OAuth Activation
Read first: App Security | Read next: Program Agreements
When activating an app, there are several different processes that can take place behind the scenes, depending on the type of app. For web integrations, a popular authorization protocol called OAuth 2.0 is often used to grant apps controlled access to user accounts. On this page, we'll discuss:
  • Authorization
  • Scopes
  • Examples


Authorization is when an app requests access to a user's account, since it needs various information and functionality in order to function. Authorization takes place when a user goes to activate an app: the app redirects the user to a special authorization URL on the platform owner's servers.
At this URL, the user will see a list of permissions the app is requesting:
If the user agrees to grant these permissions, they will be sent back to the app along with a temporary authorization code. By now, the app can be considered activated.


In OAuth 2.0, the permissions an app requests are called scopes. Platform owners should provide a list of scopes in their API documentation, as they often vary between platforms.
It's important that apps request only the scopes they need to function, so as to minimize security risks and increase user confidence.


Many app marketplaces use OAuth 2.0 as the means to activate apps.

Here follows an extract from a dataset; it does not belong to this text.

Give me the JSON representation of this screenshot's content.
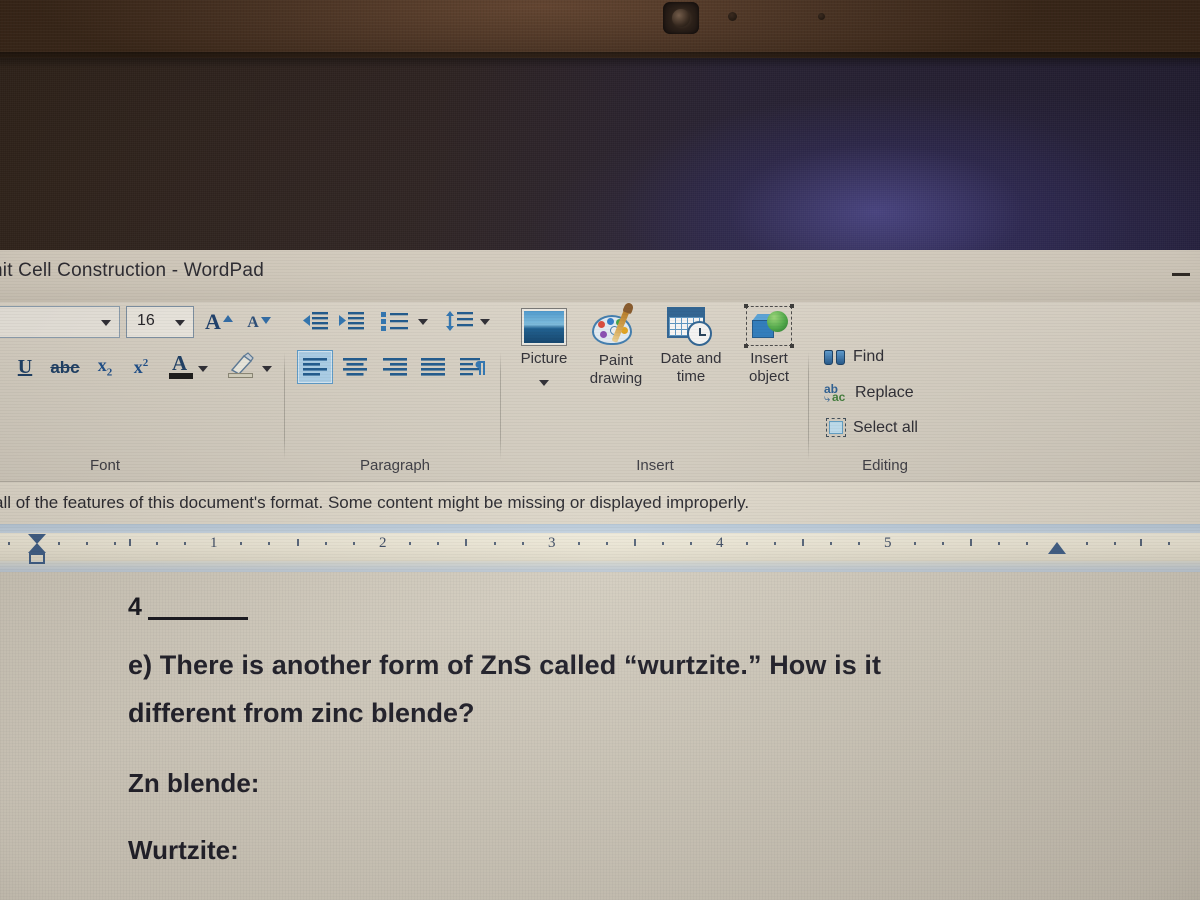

To better understand how these platforms handle activation, look no further than Slack and GitHub as great examples.

What's Next?

We've discussed how OAuth 2.0 can be used to manage app activation. On the next page — Program Agreements — we'll look at why and how you should use various program agreements.
Last modified 1yr ago